Senator Whipple discussed the TRAP (Targeted Regulation of Abortion Providers) bill and the importance of the Senate Committee on Education and Health in defeating anti-choice legislation. She stated that many negative bills pass the House, but are defeated by women’s health allies in the Senate Committee on Education and Health. Several years ago, legislators wrote into the rules of the Senate that any bills related to abortion would automatically have to go to this Committee, which has been able to defeat a multitude of anti-reproductive-rights bills (even when the Committee had a Republican* majority).

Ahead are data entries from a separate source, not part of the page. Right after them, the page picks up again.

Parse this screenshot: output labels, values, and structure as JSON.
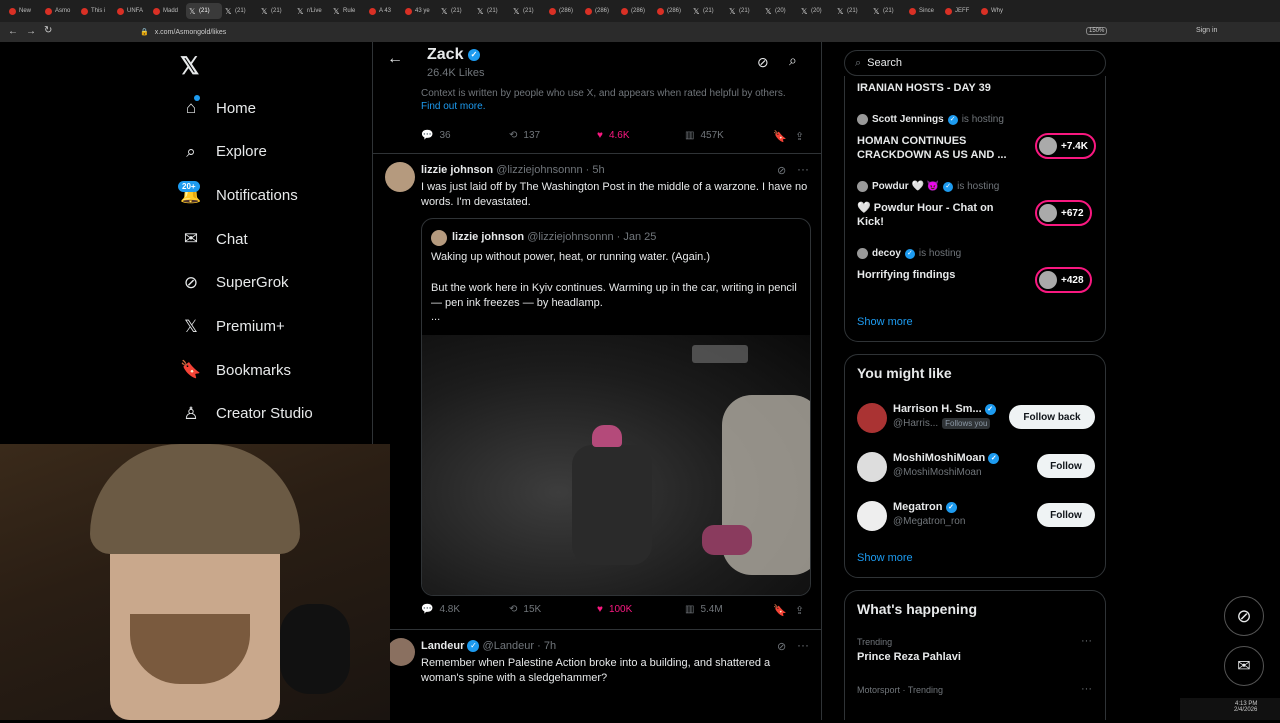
{
  "browser": {
    "tabs": [
      "New",
      "Asmo",
      "This i",
      "UNFA",
      "Madd",
      "(21)",
      "(21)",
      "(21)",
      "r/Live",
      "Rule",
      "A 43",
      "43 ye",
      "(21)",
      "(21)",
      "(21)",
      "(286)",
      "(286)",
      "(286)",
      "(286)",
      "(21)",
      "(21)",
      "(20)",
      "(20)",
      "(21)",
      "(21)",
      "Since",
      "JEFF",
      "Why"
    ],
    "url": "x.com/Asmongold/likes",
    "zoom": "150%",
    "sign_in": "Sign in"
  },
  "nav": {
    "items": [
      "Home",
      "Explore",
      "Notifications",
      "Chat",
      "SuperGrok",
      "Premium+",
      "Bookmarks",
      "Creator Studio"
    ],
    "notif_badge": "20+"
  },
  "profile_header": {
    "name": "Zack",
    "likes": "26.4K Likes"
  },
  "note": {
    "text": "Context is written by people who use X, and appears when rated helpful by others.",
    "link": "Find out more."
  },
  "post1_actions": {
    "replies": "36",
    "reposts": "137",
    "likes": "4.6K",
    "views": "457K"
  },
  "post2": {
    "name": "lizzie johnson",
    "handle": "@lizziejohnsonnn",
    "time": "· 5h",
    "text": "I was just laid off by The Washington Post in the middle of a warzone. I have no words. I'm devastated.",
    "quote": {
      "name": "lizzie johnson",
      "handle": "@lizziejohnsonnn",
      "time": "· Jan 25",
      "line1": "Waking up without power, heat, or running water. (Again.)",
      "line2": "But the work here in Kyiv continues. Warming up in the car, writing in pencil — pen ink freezes — by headlamp.",
      "line3": "..."
    },
    "actions": {
      "replies": "4.8K",
      "reposts": "15K",
      "likes": "100K",
      "views": "5.4M"
    }
  },
  "post3": {
    "name": "Landeur",
    "handle": "@Landeur",
    "time": "· 7h",
    "text": "Remember when Palestine Action broke into a building, and shattered a woman's spine with a sledgehammer?"
  },
  "search": {
    "placeholder": "Search"
  },
  "spaces": {
    "top_title": "IRANIAN HOSTS - DAY 39",
    "items": [
      {
        "host": "Scott Jennings",
        "status": "is hosting",
        "title": "HOMAN CONTINUES CRACKDOWN AS US AND ...",
        "count": "+7.4K"
      },
      {
        "host": "Powdur 🤍 😈",
        "status": "is hosting",
        "title": "🤍 Powdur Hour - Chat on Kick!",
        "count": "+672"
      },
      {
        "host": "decoy",
        "status": "is hosting",
        "title": "Horrifying findings",
        "count": "+428"
      }
    ],
    "show_more": "Show more"
  },
  "you_might_like": {
    "title": "You might like",
    "users": [
      {
        "name": "Harrison H. Sm...",
        "handle": "@Harris...",
        "follows_you": "Follows you",
        "button": "Follow back"
      },
      {
        "name": "MoshiMoshiMoan",
        "handle": "@MoshiMoshiMoan",
        "button": "Follow"
      },
      {
        "name": "Megatron",
        "handle": "@Megatron_ron",
        "button": "Follow"
      }
    ],
    "show_more": "Show more"
  },
  "happening": {
    "title": "What's happening",
    "items": [
      {
        "category": "Trending",
        "topic": "Prince Reza Pahlavi"
      },
      {
        "category": "Motorsport · Trending",
        "topic": ""
      }
    ]
  },
  "taskbar": {
    "time": "4:13 PM",
    "date": "2/4/2026"
  },
  "colors": {
    "accent": "#1d9bf0",
    "like": "#f91880",
    "bg": "#000000",
    "border": "#2f3336"
  }
}
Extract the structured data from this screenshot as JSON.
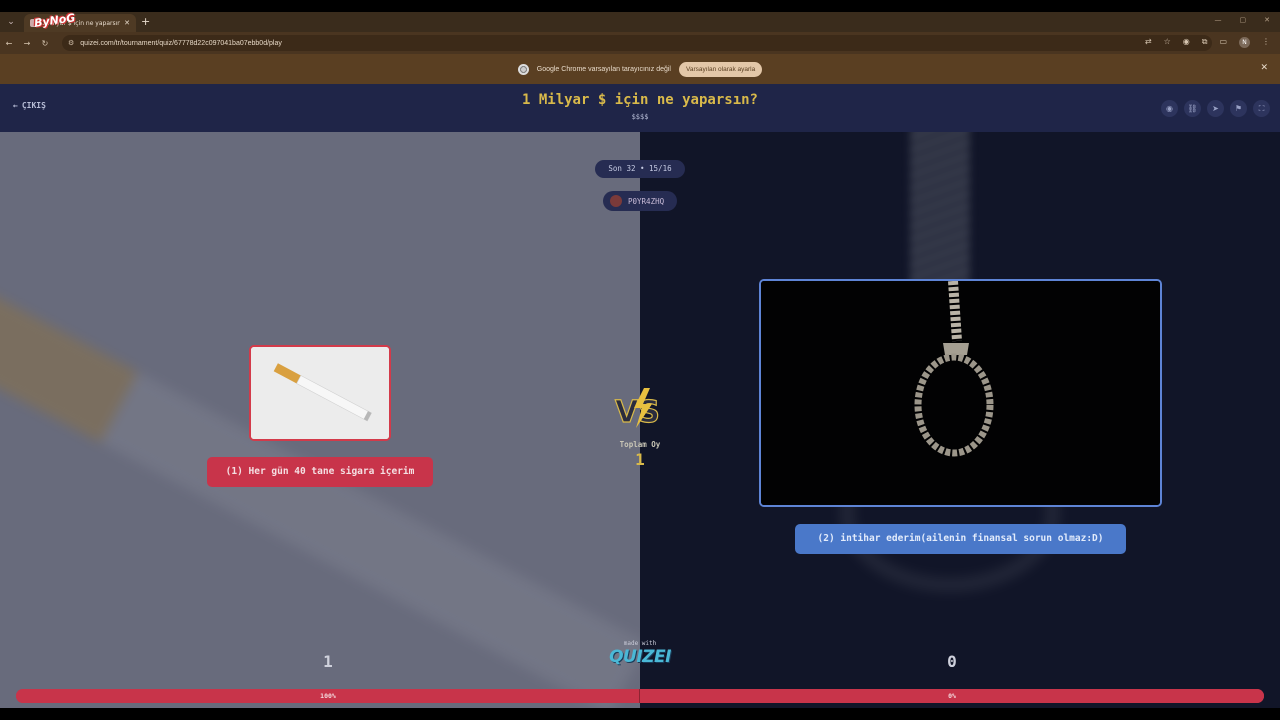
{
  "browser": {
    "tab_title": "1 Milyar $ için ne yaparsın? - Q...",
    "tab_overlay_text": "ByNoG",
    "url": "quizei.com/tr/tournament/quiz/67778d22c097041ba07ebb0d/play",
    "infobar_text": "Google Chrome varsayılan tarayıcınız değil",
    "infobar_button": "Varsayılan olarak ayarla",
    "profile_initial": "N"
  },
  "header": {
    "exit_label": "ÇIKIŞ",
    "title": "1 Milyar $ için ne yaparsın?",
    "subtitle": "$$$$"
  },
  "round": {
    "label": "Son 32 • 15/16",
    "username": "P0YR4ZHQ"
  },
  "left": {
    "option_label": "(1) Her gün 40 tane sigara içerim",
    "votes": "1",
    "percent_label": "100%",
    "percent": 100,
    "color": "#c8344a"
  },
  "right": {
    "option_label": "(2) intihar ederim(ailenin finansal sorun olmaz:D)",
    "votes": "0",
    "percent_label": "0%",
    "percent": 0,
    "color": "#4a78c9"
  },
  "center": {
    "vs_text": "VS",
    "total_label": "Toplam Oy",
    "total_value": "1",
    "made_with": "made with",
    "brand": "QUIZEI"
  }
}
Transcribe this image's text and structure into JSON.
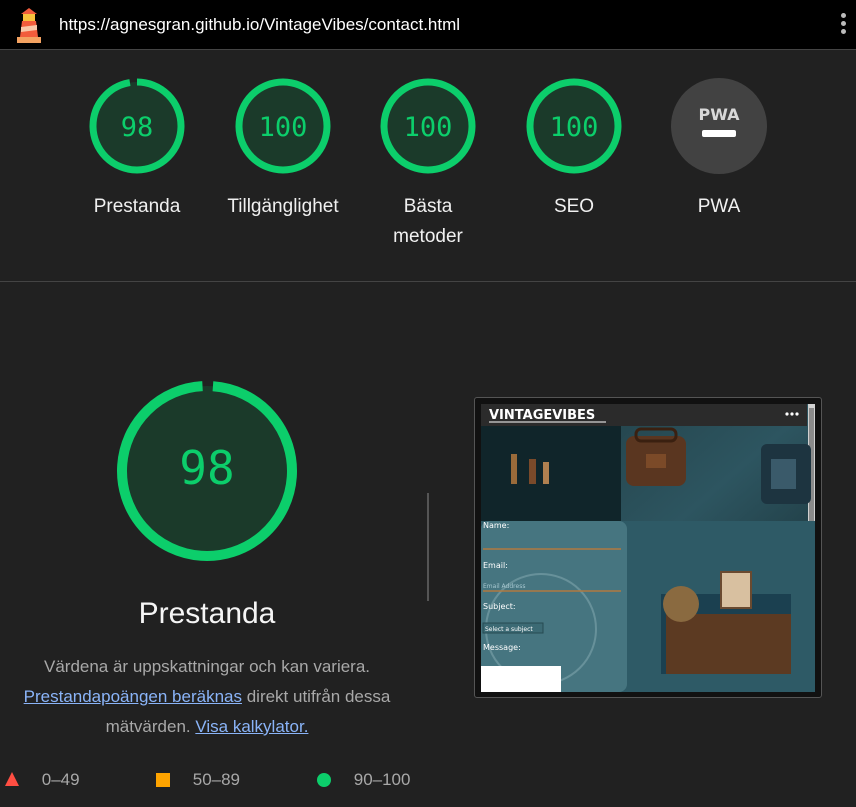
{
  "header": {
    "url": "https://agnesgran.github.io/VintageVibes/contact.html"
  },
  "colors": {
    "pass": "#0cce6b",
    "pass_fill": "#1b3a2a",
    "average": "#ffa400",
    "fail": "#ff4e42",
    "pwa_bg": "#424242"
  },
  "gauges": [
    {
      "score": "98",
      "label": "Prestanda"
    },
    {
      "score": "100",
      "label": "Tillgänglighet"
    },
    {
      "score": "100",
      "label": "Bästa metoder"
    },
    {
      "score": "100",
      "label": "SEO"
    },
    {
      "score": "",
      "label": "PWA",
      "badge": "PWA"
    }
  ],
  "main": {
    "score": "98",
    "title": "Prestanda",
    "desc_line1": "Värdena är uppskattningar och kan variera.",
    "desc_link1": "Prestandapoängen beräknas",
    "desc_mid": " direkt utifrån dessa mätvärden. ",
    "desc_link2": "Visa kalkylator."
  },
  "screenshot": {
    "brand": "VINTAGEVIBES",
    "form": {
      "name_label": "Name:",
      "email_label": "Email:",
      "email_placeholder": "Email Address",
      "subject_label": "Subject:",
      "subject_value": "Select a subject",
      "message_label": "Message:"
    }
  },
  "legend": {
    "fail": "0–49",
    "average": "50–89",
    "pass": "90–100"
  }
}
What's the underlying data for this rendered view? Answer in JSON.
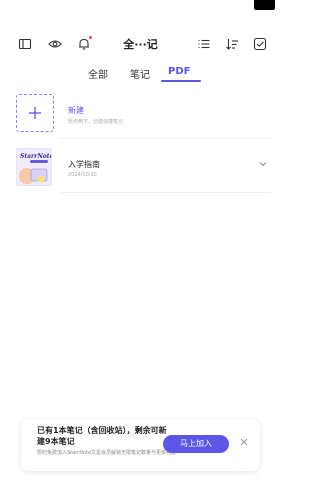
{
  "header": {
    "title": "全···记"
  },
  "tabs": [
    {
      "label": "全部"
    },
    {
      "label": "笔记"
    },
    {
      "label": "PDF"
    }
  ],
  "list": {
    "new_item": {
      "title": "新建",
      "subtitle": "轻点两下，创建快捷笔记"
    },
    "items": [
      {
        "title": "入学指南",
        "date": "2024/10/30"
      }
    ]
  },
  "banner": {
    "message": "已有1本笔记（含回收站），剩余可新建9本笔记",
    "note": "限时免费加入StarrNote文星会员解锁无限笔记数量与更多权益",
    "button_label": "马上加入"
  },
  "colors": {
    "accent": "#5c56e8",
    "notification_dot": "#f05050"
  }
}
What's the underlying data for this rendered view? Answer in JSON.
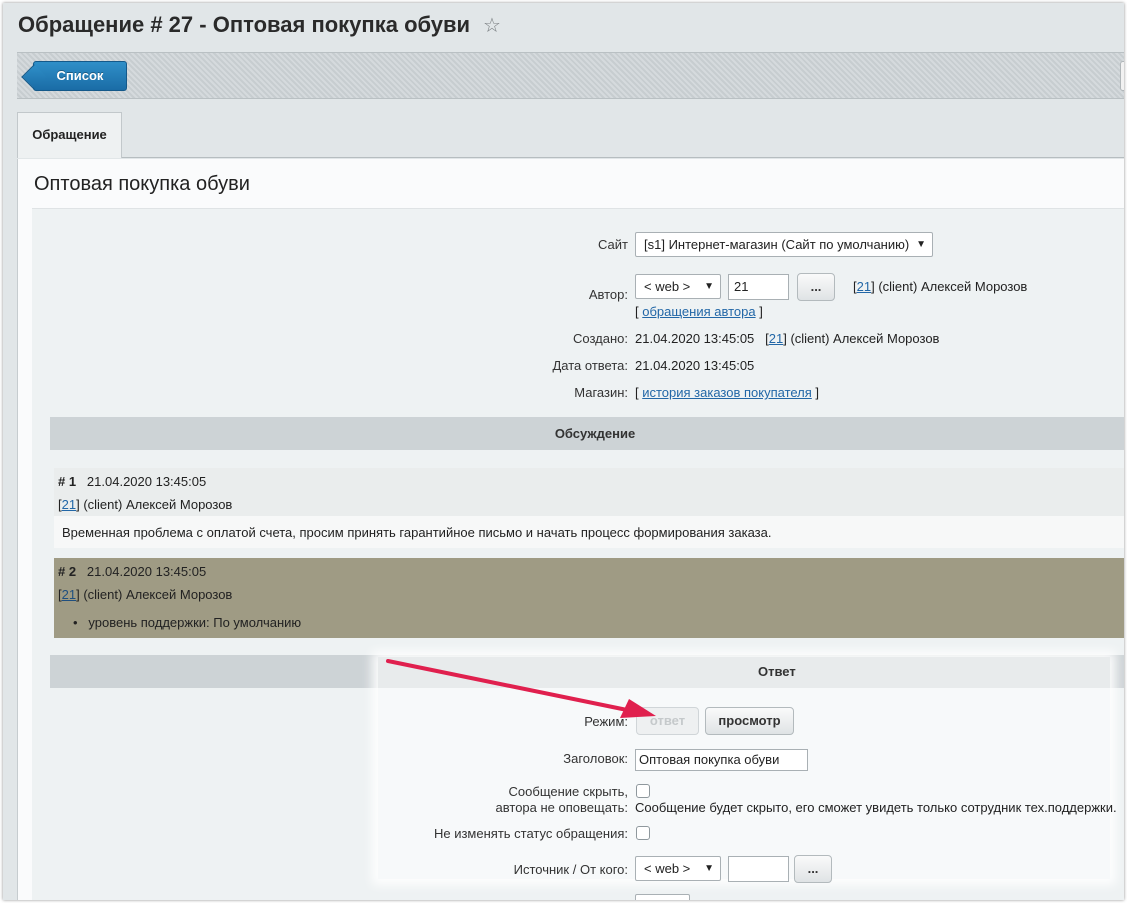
{
  "header": {
    "title": "Обращение # 27 - Оптовая покупка обуви",
    "star_icon": "star-icon"
  },
  "toolbar": {
    "list_label": "Список"
  },
  "tabs": [
    {
      "label": "Обращение"
    }
  ],
  "content": {
    "title": "Оптовая покупка обуви"
  },
  "form": {
    "site": {
      "label": "Сайт",
      "value": "[s1] Интернет-магазин (Сайт по умолчанию)"
    },
    "author": {
      "label": "Автор:",
      "select": "< web >",
      "id": "21",
      "browse": "...",
      "info_id": "21",
      "info_text": "(client) Алексей Морозов",
      "link": "обращения автора"
    },
    "created": {
      "label": "Создано:",
      "date": "21.04.2020 13:45:05",
      "user_id": "21",
      "user_text": "(client) Алексей Морозов"
    },
    "answer_date": {
      "label": "Дата ответа:",
      "value": "21.04.2020 13:45:05"
    },
    "shop": {
      "label": "Магазин:",
      "link": "история заказов покупателя"
    }
  },
  "discussion": {
    "title": "Обсуждение",
    "messages": [
      {
        "num": "# 1",
        "date": "21.04.2020 13:45:05",
        "user_id": "21",
        "user_text": "(client) Алексей Морозов",
        "text": "Временная проблема с оплатой счета,  просим принять гарантийное письмо и начать процесс формирования заказа."
      },
      {
        "num": "# 2",
        "date": "21.04.2020 13:45:05",
        "user_id": "21",
        "user_text": "(client) Алексей Морозов",
        "bullet": "уровень поддержки: По умолчанию"
      }
    ]
  },
  "reply": {
    "title": "Ответ",
    "mode": {
      "label": "Режим:",
      "answer_btn": "ответ",
      "preview_btn": "просмотр"
    },
    "subject": {
      "label": "Заголовок:",
      "value": "Оптовая покупка обуви"
    },
    "hide": {
      "label_line1": "Сообщение скрыть,",
      "label_line2": "автора не оповещать:",
      "note": "Сообщение будет скрыто, его сможет увидеть только сотрудник тех.поддержки."
    },
    "keep_status": {
      "label": "Не изменять статус обращения:"
    },
    "source": {
      "label": "Источник / От кого:",
      "select": "< web >",
      "browse": "..."
    }
  },
  "colors": {
    "accent_blue": "#1a6ca6",
    "link": "#2267a7",
    "message_2_bg": "#9f9b84",
    "arrow": "#e0204e"
  }
}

Senator Barker talked about one of the positives coming out of this year’s 2011 General Assembly, which was Senate Bill 967. This bill would have added Family Life Education to the standards of learning guidelines and required all FLE programs be medically-accurate and science-based. The bill passed the full Senate and was defeated by a tie vote in House sub-committee (which is great progress). Senator Barker noted FLE has helped reduce teen pregnancy by a large percent. He also explained how some more moderate representatives used to vote for reproductive rights in the past but are now under extraordinary pressure from conservative organizations to vote no on any reproductive right bills. The fear is that any conservative legislator who votes even once for reproductive rights will automatically have a primary challenger who will most likely beat them in the primaries. Senator Barker said that “if we were able to have secret votes on the floor of the Senate on these types of bills, then we would have 25 to 30 votes on every one of these bills, to kill these bad bills.”

I, like many of the attendees, left this year’s Legislative Debriefing feeling passionate and angry over the current erosion of reproductive rights. This is an important time for people to get angry and to fight back, as reproductive rights are under attack all across the country right now. (In fact, 916 bills dealing with reproductive rights have been proposed across the country this year alone.) Anti-choice groups are no longer looking to outright overturn Roe v. Wade because they know that they can whittle down reproductive rights through the states, one bill at a time. This is why it is so important for Virginians to volunteer for pro-choice candidates in the summer and fall and to come out and vote for pro-choice candidates in this year’s statewide election.

As a helpful guide to know how your legislator ranks, we had a first glimpse of our 2011 scorecard during the debriefing. The scorecard allows you to see how your elected official stacks up on choice. Check back soon to see the full scorecard online.

*Supporting access to comprehensive reproductive health care options is not a partisan issue.

The Panel Presents the Status of Choice

Pro-Choice Allies Speak to the Group